App and web page records:
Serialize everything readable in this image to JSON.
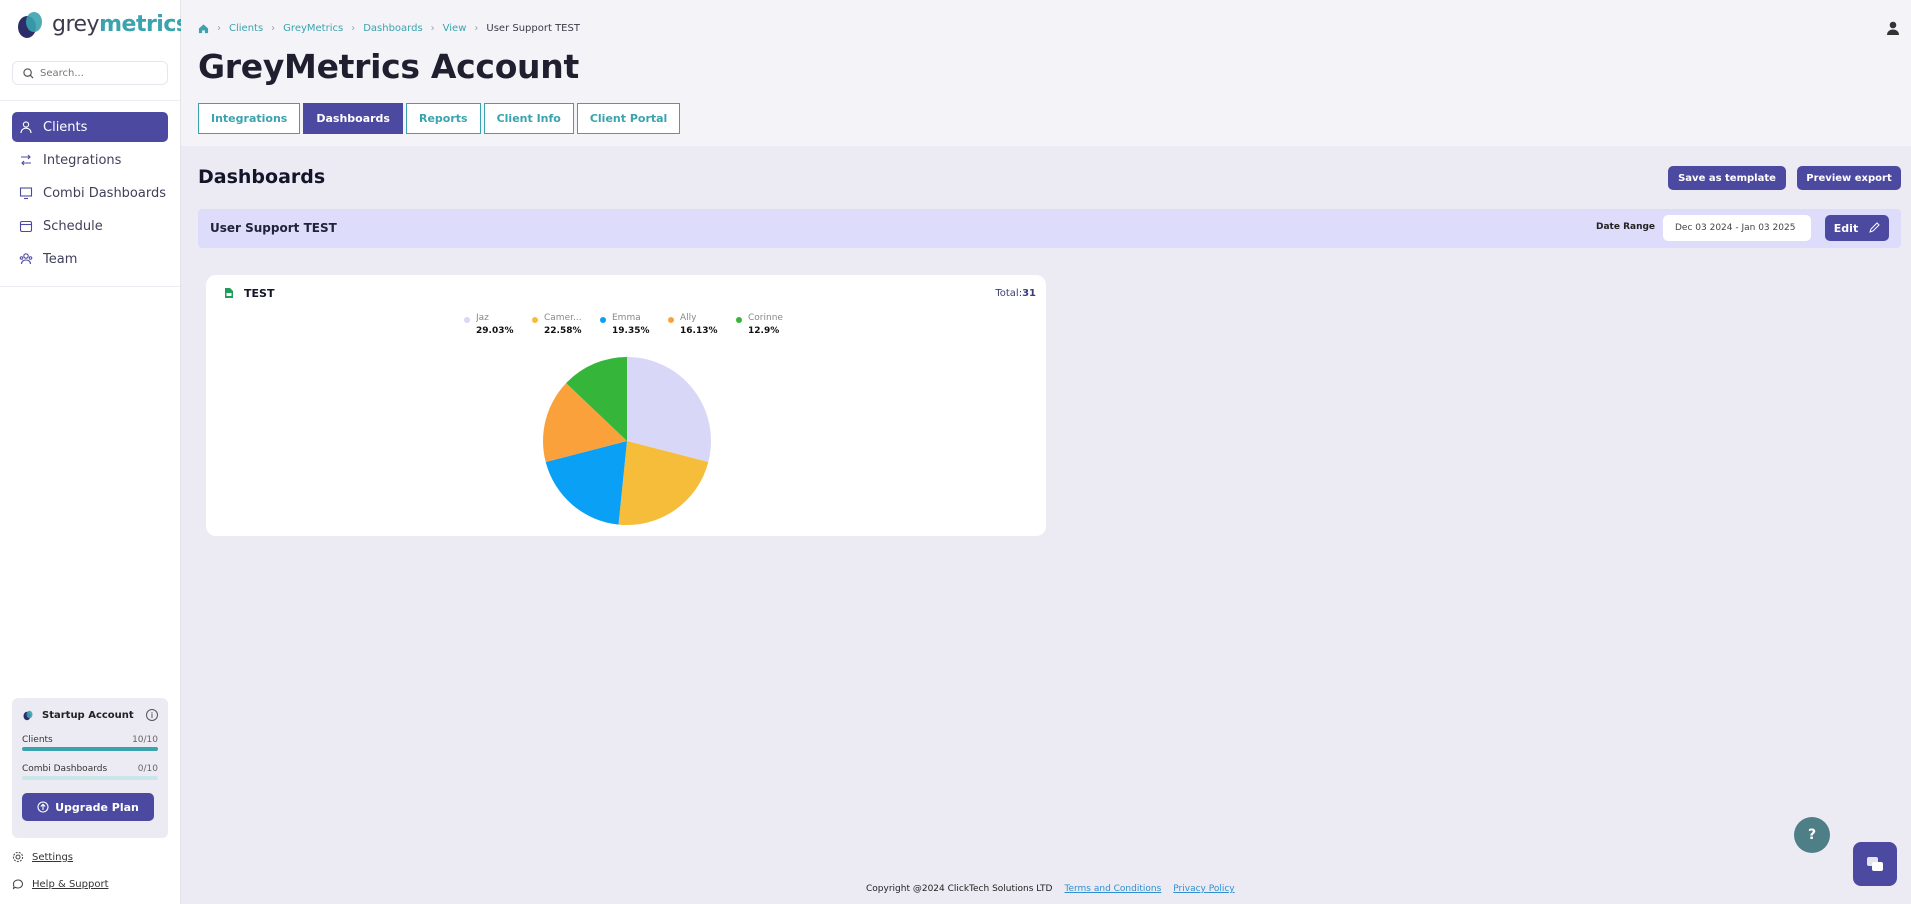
{
  "brand": {
    "logo_text_a": "grey",
    "logo_text_b": "metrics"
  },
  "search": {
    "placeholder": "Search..."
  },
  "nav": {
    "items": [
      {
        "label": "Clients",
        "icon": "user-icon",
        "active": true
      },
      {
        "label": "Integrations",
        "icon": "arrows-icon",
        "active": false
      },
      {
        "label": "Combi Dashboards",
        "icon": "monitor-icon",
        "active": false
      },
      {
        "label": "Schedule",
        "icon": "calendar-icon",
        "active": false
      },
      {
        "label": "Team",
        "icon": "team-icon",
        "active": false
      }
    ]
  },
  "plan": {
    "name": "Startup Account",
    "info_icon": "i",
    "meters": [
      {
        "label": "Clients",
        "count": "10/10",
        "fill": 1.0
      },
      {
        "label": "Combi Dashboards",
        "count": "0/10",
        "fill": 0.0
      }
    ],
    "upgrade_label": "Upgrade Plan"
  },
  "footer_links": {
    "settings": "Settings",
    "help": "Help & Support"
  },
  "breadcrumb": [
    "Clients",
    "GreyMetrics",
    "Dashboards",
    "View",
    "User Support TEST"
  ],
  "page_title": "GreyMetrics Account",
  "tabs": [
    {
      "label": "Integrations",
      "active": false
    },
    {
      "label": "Dashboards",
      "active": true
    },
    {
      "label": "Reports",
      "active": false
    },
    {
      "label": "Client Info",
      "active": false
    },
    {
      "label": "Client Portal",
      "active": false
    }
  ],
  "section": {
    "title": "Dashboards",
    "save_template_label": "Save as template",
    "preview_export_label": "Preview export"
  },
  "dashboard": {
    "name": "User Support TEST",
    "date_range_label": "Date Range",
    "date_range_value": "Dec 03 2024 - Jan 03 2025",
    "edit_label": "Edit"
  },
  "widget": {
    "title": "TEST",
    "total_label": "Total:",
    "total_value": "31"
  },
  "chart_data": {
    "type": "pie",
    "categories": [
      "Jaz",
      "Camer...",
      "Emma",
      "Ally",
      "Corinne"
    ],
    "percent_labels": [
      "29.03%",
      "22.58%",
      "19.35%",
      "16.13%",
      "12.9%"
    ],
    "values": [
      9,
      7,
      6,
      5,
      4
    ],
    "colors": [
      "#d9d7f7",
      "#f5bd3a",
      "#0aa0f5",
      "#fba13c",
      "#36b53b"
    ]
  },
  "copyright": {
    "text": "Copyright @2024 ClickTech Solutions LTD",
    "terms": "Terms and Conditions",
    "privacy": "Privacy Policy"
  },
  "help_fab": "?",
  "colors": {
    "primary": "#4c4aa0",
    "accent": "#3aa3ad",
    "band": "#dddcfa"
  }
}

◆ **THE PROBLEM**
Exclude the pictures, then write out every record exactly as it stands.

◆ **TASK RESULT**
Serialize everything readable in this image to JSON.
{
  "brand": {
    "logo_text_a": "grey",
    "logo_text_b": "metrics"
  },
  "search": {
    "placeholder": "Search..."
  },
  "nav": {
    "items": [
      {
        "label": "Clients",
        "icon": "user-icon",
        "active": true
      },
      {
        "label": "Integrations",
        "icon": "arrows-icon",
        "active": false
      },
      {
        "label": "Combi Dashboards",
        "icon": "monitor-icon",
        "active": false
      },
      {
        "label": "Schedule",
        "icon": "calendar-icon",
        "active": false
      },
      {
        "label": "Team",
        "icon": "team-icon",
        "active": false
      }
    ]
  },
  "plan": {
    "name": "Startup Account",
    "info_icon": "i",
    "meters": [
      {
        "label": "Clients",
        "count": "10/10",
        "fill": 1.0
      },
      {
        "label": "Combi Dashboards",
        "count": "0/10",
        "fill": 0.0
      }
    ],
    "upgrade_label": "Upgrade Plan"
  },
  "footer_links": {
    "settings": "Settings",
    "help": "Help & Support"
  },
  "breadcrumb": [
    "Clients",
    "GreyMetrics",
    "Dashboards",
    "View",
    "User Support TEST"
  ],
  "page_title": "GreyMetrics Account",
  "tabs": [
    {
      "label": "Integrations",
      "active": false
    },
    {
      "label": "Dashboards",
      "active": true
    },
    {
      "label": "Reports",
      "active": false
    },
    {
      "label": "Client Info",
      "active": false
    },
    {
      "label": "Client Portal",
      "active": false
    }
  ],
  "section": {
    "title": "Dashboards",
    "save_template_label": "Save as template",
    "preview_export_label": "Preview export"
  },
  "dashboard": {
    "name": "User Support TEST",
    "date_range_label": "Date Range",
    "date_range_value": "Dec 03 2024 - Jan 03 2025",
    "edit_label": "Edit"
  },
  "widget": {
    "title": "TEST",
    "total_label": "Total:",
    "total_value": "31"
  },
  "chart_data": {
    "type": "pie",
    "categories": [
      "Jaz",
      "Camer...",
      "Emma",
      "Ally",
      "Corinne"
    ],
    "percent_labels": [
      "29.03%",
      "22.58%",
      "19.35%",
      "16.13%",
      "12.9%"
    ],
    "values": [
      9,
      7,
      6,
      5,
      4
    ],
    "colors": [
      "#d9d7f7",
      "#f5bd3a",
      "#0aa0f5",
      "#fba13c",
      "#36b53b"
    ]
  },
  "copyright": {
    "text": "Copyright @2024 ClickTech Solutions LTD",
    "terms": "Terms and Conditions",
    "privacy": "Privacy Policy"
  },
  "help_fab": "?",
  "colors": {
    "primary": "#4c4aa0",
    "accent": "#3aa3ad",
    "band": "#dddcfa"
  }
}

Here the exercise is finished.